Fantastic Mr. Fox. Yes, I am 100% the target demographic here, but there's no sense in tip-toeing around the fact that I loved every fucking minute of it. Seriously, it's just delight upon delight, while also remaining deeply, deeply weird. The bit with the wolf near the end? No exaggeration: I was weeping with laughter. I saw it on Thanksgiving night and the audience fucking applauded when the credits began to roll. I always love the extravagance of the gesture when that happens at the end of a movie. No one involved with its creation or performance is going to hear it; it's just a pure, spontaneous expression of happiness and fellow-feeling and aesthetic satisfaction.

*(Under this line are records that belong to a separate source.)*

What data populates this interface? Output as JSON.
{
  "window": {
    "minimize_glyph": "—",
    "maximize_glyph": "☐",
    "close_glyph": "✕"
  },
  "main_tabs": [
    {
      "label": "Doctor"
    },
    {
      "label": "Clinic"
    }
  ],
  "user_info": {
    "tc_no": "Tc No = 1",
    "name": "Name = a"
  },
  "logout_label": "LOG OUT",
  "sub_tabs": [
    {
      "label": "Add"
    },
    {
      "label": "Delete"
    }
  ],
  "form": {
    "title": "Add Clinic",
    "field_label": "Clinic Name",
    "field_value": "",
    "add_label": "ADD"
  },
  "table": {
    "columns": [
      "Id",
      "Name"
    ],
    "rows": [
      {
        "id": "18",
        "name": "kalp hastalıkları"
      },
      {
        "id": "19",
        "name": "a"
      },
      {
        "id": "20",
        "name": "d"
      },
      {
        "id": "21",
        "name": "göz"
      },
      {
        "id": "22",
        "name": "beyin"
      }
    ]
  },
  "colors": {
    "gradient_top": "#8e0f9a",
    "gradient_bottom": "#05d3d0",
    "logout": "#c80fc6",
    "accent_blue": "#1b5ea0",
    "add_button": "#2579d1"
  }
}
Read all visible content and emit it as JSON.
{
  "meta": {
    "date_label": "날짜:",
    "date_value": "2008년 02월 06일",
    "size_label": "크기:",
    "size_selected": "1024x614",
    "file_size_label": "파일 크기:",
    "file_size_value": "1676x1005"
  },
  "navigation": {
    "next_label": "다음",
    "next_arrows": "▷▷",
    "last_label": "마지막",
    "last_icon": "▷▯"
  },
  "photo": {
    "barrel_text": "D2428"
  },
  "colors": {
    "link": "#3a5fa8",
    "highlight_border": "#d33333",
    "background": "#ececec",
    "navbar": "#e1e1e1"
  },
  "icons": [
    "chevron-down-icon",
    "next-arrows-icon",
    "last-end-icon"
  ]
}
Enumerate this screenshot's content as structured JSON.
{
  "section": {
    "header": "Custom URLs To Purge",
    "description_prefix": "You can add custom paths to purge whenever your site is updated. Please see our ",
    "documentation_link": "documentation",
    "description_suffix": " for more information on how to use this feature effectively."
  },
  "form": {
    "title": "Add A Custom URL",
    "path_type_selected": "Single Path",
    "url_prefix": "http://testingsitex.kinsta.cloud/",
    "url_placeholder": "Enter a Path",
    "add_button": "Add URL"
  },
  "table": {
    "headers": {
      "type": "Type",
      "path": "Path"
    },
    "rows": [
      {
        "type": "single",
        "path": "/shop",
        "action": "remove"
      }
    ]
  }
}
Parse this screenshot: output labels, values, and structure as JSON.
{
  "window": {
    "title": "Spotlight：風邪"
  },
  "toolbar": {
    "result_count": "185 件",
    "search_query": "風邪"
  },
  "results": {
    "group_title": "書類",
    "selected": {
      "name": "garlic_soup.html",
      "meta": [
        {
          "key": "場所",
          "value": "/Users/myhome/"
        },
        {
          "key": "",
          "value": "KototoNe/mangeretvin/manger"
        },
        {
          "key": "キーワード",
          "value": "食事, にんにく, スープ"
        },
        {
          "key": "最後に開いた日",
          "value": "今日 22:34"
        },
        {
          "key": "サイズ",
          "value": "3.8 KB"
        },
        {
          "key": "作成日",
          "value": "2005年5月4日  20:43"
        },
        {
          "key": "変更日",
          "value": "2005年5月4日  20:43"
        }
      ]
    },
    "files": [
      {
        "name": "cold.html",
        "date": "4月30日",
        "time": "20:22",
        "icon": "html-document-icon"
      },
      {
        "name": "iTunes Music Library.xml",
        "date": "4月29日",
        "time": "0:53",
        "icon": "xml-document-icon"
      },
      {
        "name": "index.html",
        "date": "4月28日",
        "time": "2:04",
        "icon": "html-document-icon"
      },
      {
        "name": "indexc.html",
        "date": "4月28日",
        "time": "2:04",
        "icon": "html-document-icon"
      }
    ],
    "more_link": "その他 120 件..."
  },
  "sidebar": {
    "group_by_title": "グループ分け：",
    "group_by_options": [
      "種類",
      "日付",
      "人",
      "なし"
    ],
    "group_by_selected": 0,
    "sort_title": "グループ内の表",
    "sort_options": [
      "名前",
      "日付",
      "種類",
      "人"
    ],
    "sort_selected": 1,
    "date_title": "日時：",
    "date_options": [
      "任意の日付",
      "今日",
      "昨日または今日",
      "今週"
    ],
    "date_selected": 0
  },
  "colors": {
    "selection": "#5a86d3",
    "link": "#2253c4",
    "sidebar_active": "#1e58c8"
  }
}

Coco Before Chanel. This was a bit more of a snooze than I was hoping/expecting, but it was ultimately redeemed for me by how much of an unconventional hero Coco is presented as here. She's not particularly charming or likable, but she's still this gutsy dame who gets shit done and befriends all kinds of powerful and influential people and builds her own empire from scratch. I was glad to see a small group of young-looking girls in the theater on the afternoon I caught this; what an awesomely feminist message for them to be exposed to: it's OK to be bitchy and difficult! The world won't fall apart and you'll have more self-respect and you'll probably get a lot more things of genuine value accomplished that way!
Bad Lieutenant: Port of Call New Orleans. Holy shit. So awesome. Ridiculous and dark and hilarious and foul. I know this is a totally obnoxious thing to say, but it strikes me as the kind of thing I would have absolutely gone apeshit-level bonkers for when I was about 19. Not that I enjoyed it any less at 30, but I could just imagine adopting this as a kind of secret-handshake movie back then, my love for it becoming a place that would feel like an exclusive club inside my own brain, a place to meet up with other like-minded friends to discuss its many hideous pleasures. There's no way to overstate how fucking fantastic Nicolas Cage is here--because he's already gone ahead and embedded the overstatement in his own performance. There's also, of course, the subtextual level where the character's story becomes the story of the post-Katrina plight of the city, which realization had me racing to my bookshelf to start reading my gratis copy of Ned Sublette's The Year Before the Flood immediately after the movie to help understand contemporary New Orleans a bit better. Do not sleep on this one, fellow lovers of neo-noir and all things bat-shit insane.
I'm sure you've probably seen it already, but if you haven't, be sure to pop over to Pitchfork News and check out Elvis Costello playing "High Fidelity" with the Roots. I just...there are no words. Does shit get any cooler than this? It's inspired me to rock out to Get Happy!! the past few days. Every time I let my love for Elvis slip a little bit from my immediate consciousness, something like this comes along to remind me why dude will forever be one of my faves.
Also, hey, Animal Collective, where do you find the time/energy/creativity to fart out another superlative set of songs in the same calendar year as Merriweather Post Pavilion? The new Fall Be Kind EP is a stunner, totally worth it for the first two tracks alone, though the entire moody journey is incredibly rewarding. Embarrassing admission: when I first heard Avey Tare sing that line in "On a Highway" about "Noah's dreaming," I was totally trying to figure out the Biblical allusion until I read the Pitchfork review, which reminded me that that's Panda Bear's real name. Oh. Right. Duh.
Hope you enjoyed your Thanksgiving weekend, my darlings!